Unmanaged infarct variability can cause great hardship to the stroke researcher and raise noise levels in mouse embolic infarct experiments to such high levels that therapeutic effects might be drowned out. We performed a simulation experiment for various cases where infarct variability was and was not controlled for, and found that therapeutic effects could be detected with far greater reliability if thrombus imaging and rCBF measurement were both used to select the best infarct subgroup. The implications in real-life research are obvious: by excluding highly variable animals, the discriminating power of experiments will increase, and false-negative results can be avoided. In addition, researchers could use thrombus imaging data for predefined posthoc adjustment or stratification of original outcome data.
This study, the first report on performing NIRF thrombus imaging and mapping in mouse embolic stroke, should be considered in the light of the following limitations. First, although thrombus imaging was found to be useful in our work, it still is an ex vivo, postmortem, imaging technique, not allowing more than a snapshot of time. Using transcranial window12 or NIRF tomography might allow in vivo serial monitoring of clot evolution in the future. Future advances in imaging may yet make noninvasive in vivo imaging of thrombus burden possible in the intact animal. Second, it is uncertain how much the labeling procedure alters natural clot biology. Last, late behavioral studies were not performed. Improved in vivo imaging studies might allow better behavioral outcome research to be conducted.
In summary, we have shown that embolic models of infarct in mice, although faithful mimics of infarcts in human patients, are beset by the same heterogeneity of tissue outcome that we also observe in humans, making research using these models difficult. We offer a helpful research tool to researchers hoping to control for infarct variability: direct thrombus imaging and laser-Doppler flowmeter measurements. These 2 tools in conjunction allowed for stratification of animals and selection of a subset of homogenous infarcts that were suitable for the detection of subtle therapeutic effects.
Sources of Funding
This work was supported by the Bio & Medical Technology Development Program of the National Research Foundation funded by the Korean government (2010-0019862).

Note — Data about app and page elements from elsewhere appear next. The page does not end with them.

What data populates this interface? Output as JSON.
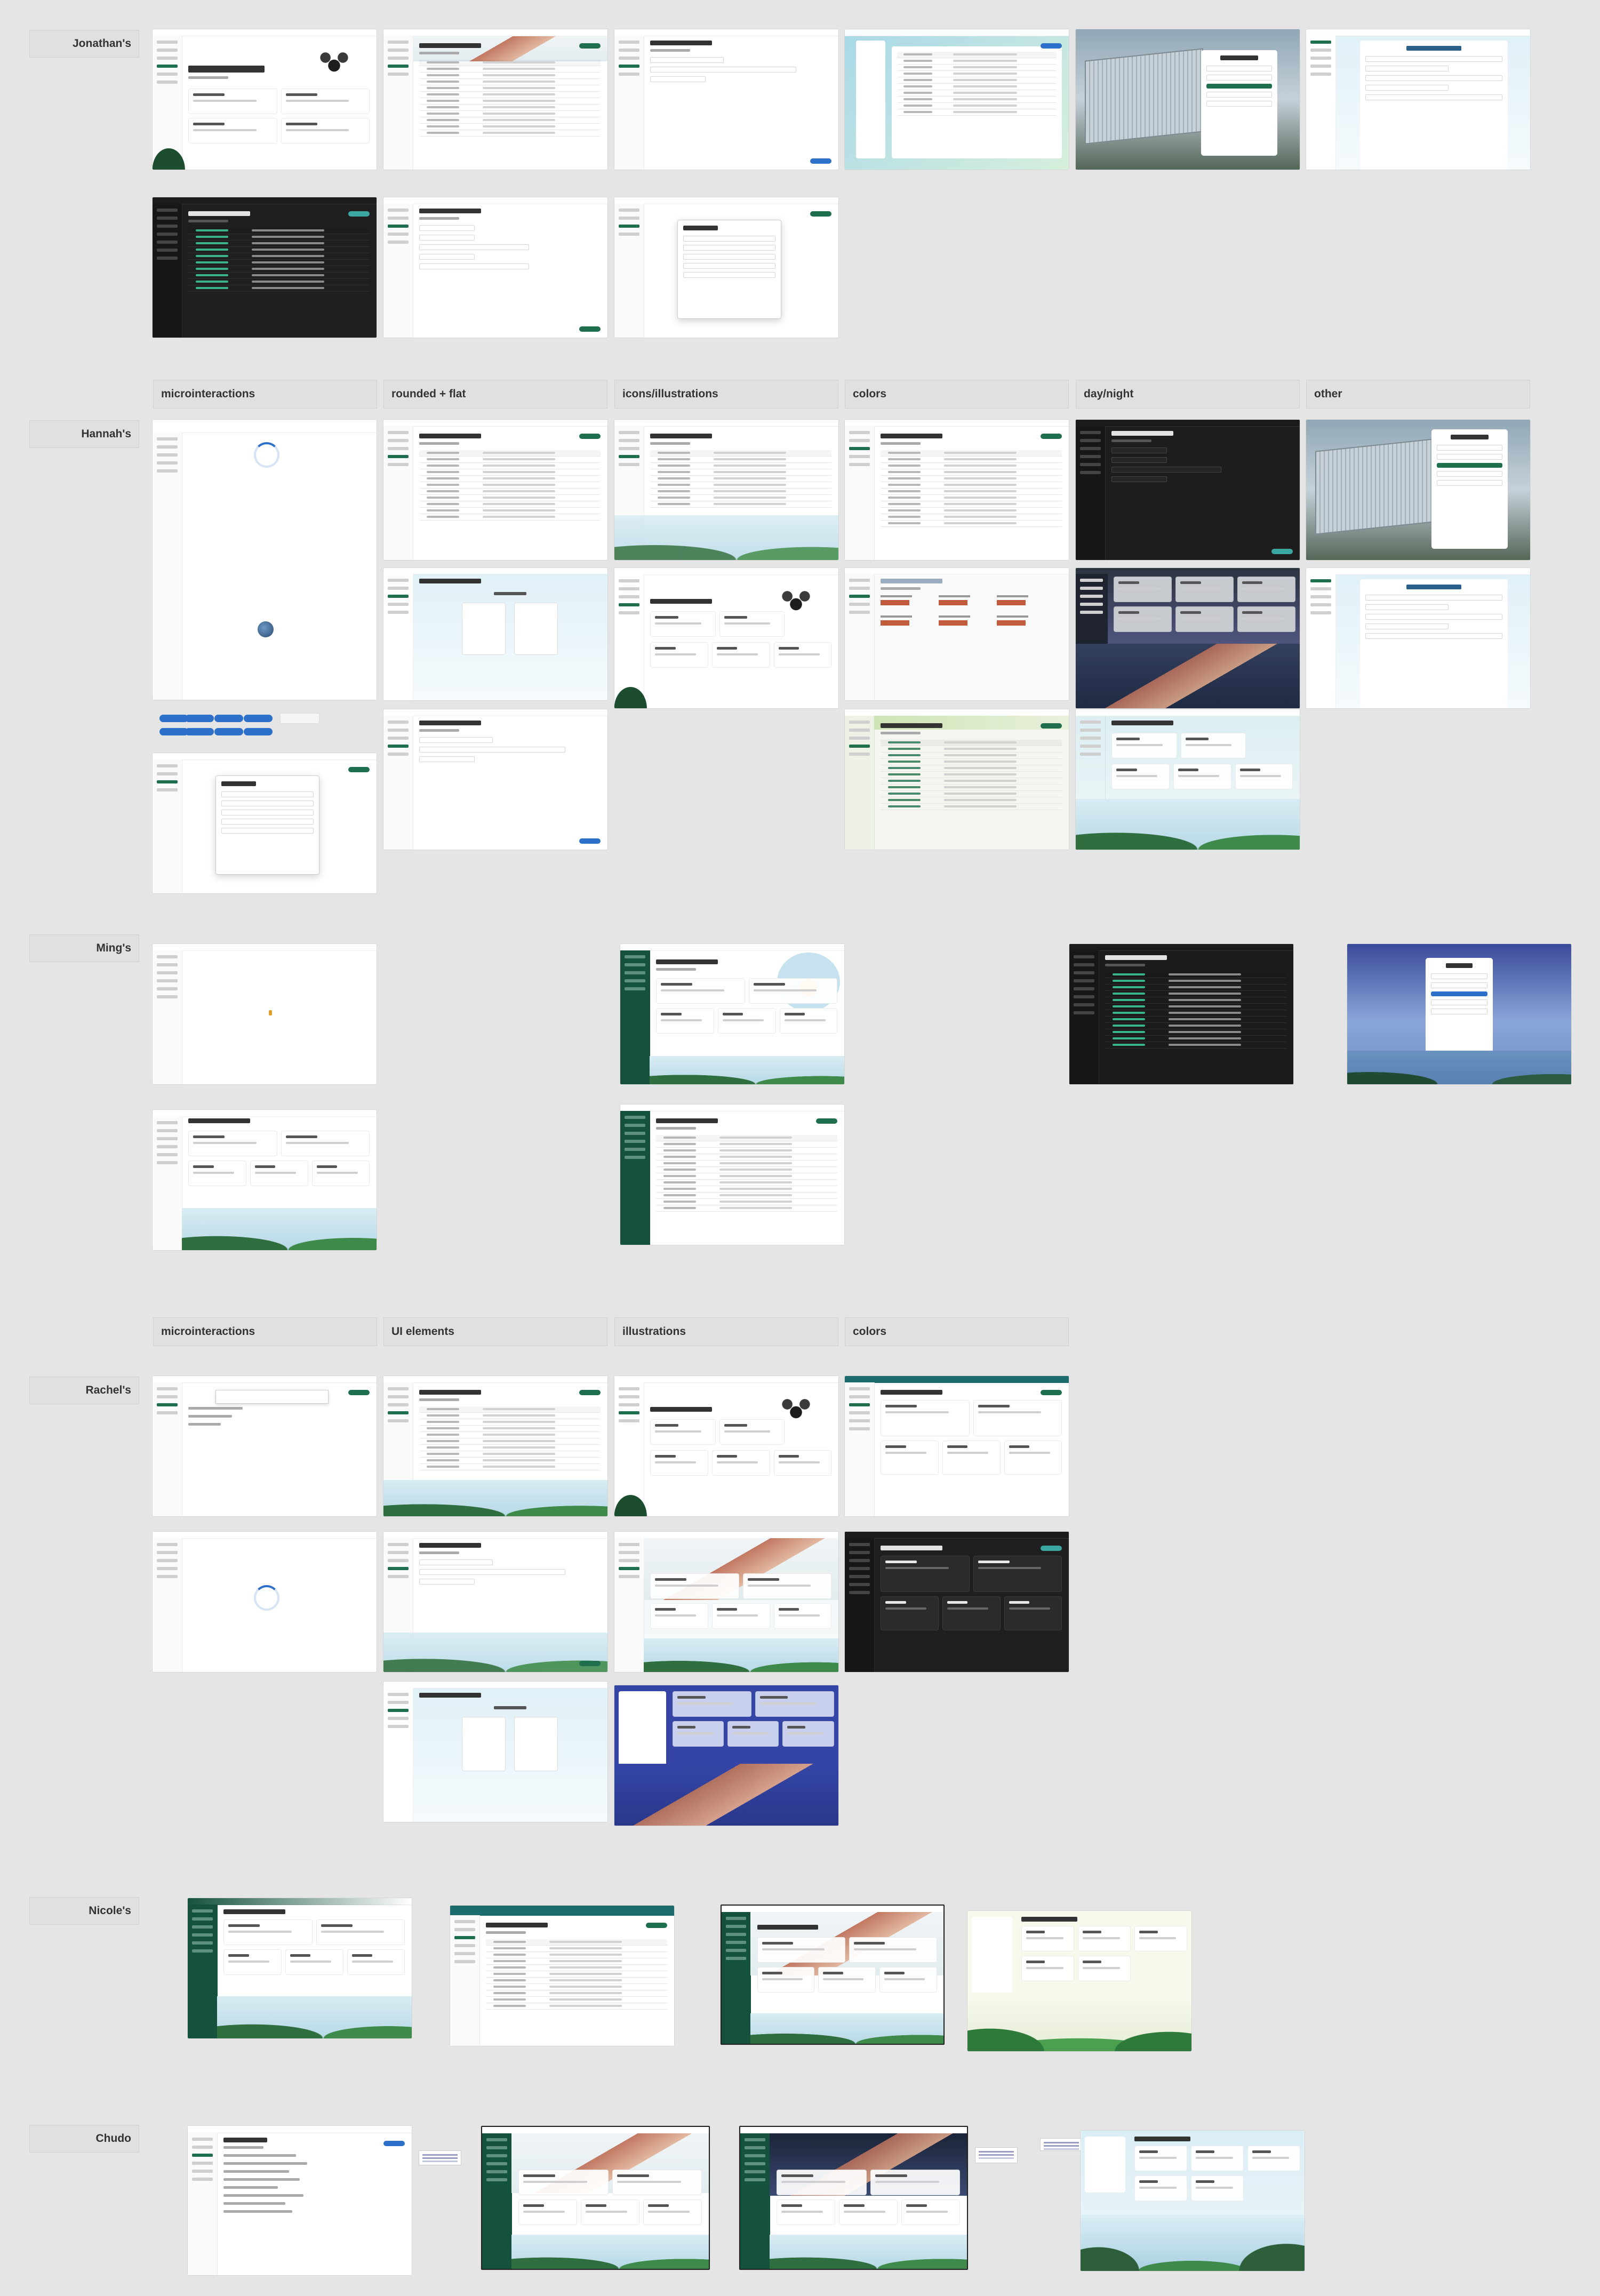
{
  "row_labels": {
    "jonathan": "Jonathan's",
    "hannah": "Hannah's",
    "ming": "Ming's",
    "rachel": "Rachel's",
    "nicole": "Nicole's",
    "chudo": "Chudo"
  },
  "hannah_categories": [
    "microinteractions",
    "rounded + flat",
    "icons/illustrations",
    "colors",
    "day/night",
    "other"
  ],
  "rachel_categories": [
    "microinteractions",
    "UI elements",
    "illustrations",
    "colors"
  ],
  "thumbnails": {
    "greeting": "Good morning, Clara",
    "people_title": "People",
    "accessions_title": "Accessions",
    "add_species": "Add Species",
    "species_title": "Species",
    "create_accession": "Create an Accession",
    "add_person": "Add Person",
    "login": "Login"
  },
  "colors": {
    "background": "#e5e5e5",
    "brand_green": "#1f6e4e",
    "accent_blue": "#2c70c9"
  }
}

We thank Drs. Ik Jae Shin and Kang-Hoon Je for helpful discussions.
Christoph Kleinschnitz, MD, was the Guest Editor for this paper.
The online-only Data Supplement is available at http://stroke.ahajournals.org/lookup/suppl/doi:10.1161/STROKEAHA.111.629428/-/DC1.

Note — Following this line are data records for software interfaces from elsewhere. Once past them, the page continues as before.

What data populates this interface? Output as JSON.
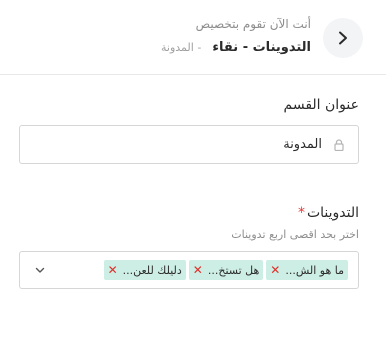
{
  "header": {
    "subtitle": "أنت الآن تقوم بتخصيص",
    "title": "التدوينات - نقاء",
    "breadcrumb": "المدونة",
    "breadcrumb_separator": "-"
  },
  "section_field": {
    "label": "عنوان القسم",
    "value": "المدونة"
  },
  "posts_field": {
    "label": "التدوينات",
    "required_mark": "*",
    "hint": "اختر بحد اقصى اربع تدوينات",
    "selected": [
      {
        "label": "ما هو الش..."
      },
      {
        "label": "هل تستخ..."
      },
      {
        "label": "دليلك للعن..."
      }
    ],
    "remove_symbol": "✕"
  },
  "colors": {
    "chip_bg": "#cdeee4",
    "remove_icon": "#e0302a",
    "required": "#e53935"
  }
}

- Received June 16, 2011.
- Accepted August 11, 2011.
- © 2011 American Heart Association, Inc.
- Kidwell CS,
- Liebeskind DS,
- Starkman S,
- Saver JL
- Saver JL,
- Kidwell CS,
- Liebeskind DS,
- Starkman S
- Wiebers DO,
- Adams HP Jr..,
- Whisnant JP
- Ginsberg MD
- Fisher M
- Durukan A,
- Tatlisumak T
- Fujii M,
- Hara H,
- Meng W,
- Vonsattel JP,
- Huang Z,
- Moskowitz MA
- Kim DE,
- Kim JY,
- Schellingerhout D,
- Kim EJ,
- Kim HK,
- Lee S,
- et al
- Robinson BR,
- Houng AK,
- Reed GL
- Reed GL,
- Houng AK
- Kim DE,
- Kim JY,
- Schellingerhout D,
- Shon SM,
- Jeong SW,
- Kim EJ,
- et al